━━ DATA PROVIDED
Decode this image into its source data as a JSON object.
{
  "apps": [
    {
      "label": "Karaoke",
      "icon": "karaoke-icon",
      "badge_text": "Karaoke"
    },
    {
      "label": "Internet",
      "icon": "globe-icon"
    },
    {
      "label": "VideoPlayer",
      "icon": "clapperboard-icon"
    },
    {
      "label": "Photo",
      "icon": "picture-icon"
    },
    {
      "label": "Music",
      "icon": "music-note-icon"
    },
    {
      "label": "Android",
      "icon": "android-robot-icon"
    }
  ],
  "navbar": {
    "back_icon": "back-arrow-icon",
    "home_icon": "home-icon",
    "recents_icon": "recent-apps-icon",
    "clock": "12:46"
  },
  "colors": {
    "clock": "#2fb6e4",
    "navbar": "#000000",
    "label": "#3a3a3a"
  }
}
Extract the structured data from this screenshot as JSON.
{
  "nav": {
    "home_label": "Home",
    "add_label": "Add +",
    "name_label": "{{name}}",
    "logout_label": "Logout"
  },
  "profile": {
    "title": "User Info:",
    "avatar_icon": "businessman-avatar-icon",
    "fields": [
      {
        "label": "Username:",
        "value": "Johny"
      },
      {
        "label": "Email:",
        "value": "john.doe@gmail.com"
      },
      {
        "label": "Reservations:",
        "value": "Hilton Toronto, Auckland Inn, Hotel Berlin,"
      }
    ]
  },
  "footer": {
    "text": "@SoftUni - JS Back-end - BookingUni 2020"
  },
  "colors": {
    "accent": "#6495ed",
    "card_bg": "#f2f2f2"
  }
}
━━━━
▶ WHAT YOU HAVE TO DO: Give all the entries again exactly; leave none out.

▶ SOLUTION FOR THIS EXERCISE:
Decode this image into its source data as a JSON object.
{
  "apps": [
    {
      "label": "Karaoke",
      "icon": "karaoke-icon",
      "badge_text": "Karaoke"
    },
    {
      "label": "Internet",
      "icon": "globe-icon"
    },
    {
      "label": "VideoPlayer",
      "icon": "clapperboard-icon"
    },
    {
      "label": "Photo",
      "icon": "picture-icon"
    },
    {
      "label": "Music",
      "icon": "music-note-icon"
    },
    {
      "label": "Android",
      "icon": "android-robot-icon"
    }
  ],
  "navbar": {
    "back_icon": "back-arrow-icon",
    "home_icon": "home-icon",
    "recents_icon": "recent-apps-icon",
    "clock": "12:46"
  },
  "colors": {
    "clock": "#2fb6e4",
    "navbar": "#000000",
    "label": "#3a3a3a"
  }
}
Extract the structured data from this screenshot as JSON.
{
  "nav": {
    "home_label": "Home",
    "add_label": "Add +",
    "name_label": "{{name}}",
    "logout_label": "Logout"
  },
  "profile": {
    "title": "User Info:",
    "avatar_icon": "businessman-avatar-icon",
    "fields": [
      {
        "label": "Username:",
        "value": "Johny"
      },
      {
        "label": "Email:",
        "value": "john.doe@gmail.com"
      },
      {
        "label": "Reservations:",
        "value": "Hilton Toronto, Auckland Inn, Hotel Berlin,"
      }
    ]
  },
  "footer": {
    "text": "@SoftUni - JS Back-end - BookingUni 2020"
  },
  "colors": {
    "accent": "#6495ed",
    "card_bg": "#f2f2f2"
  }
}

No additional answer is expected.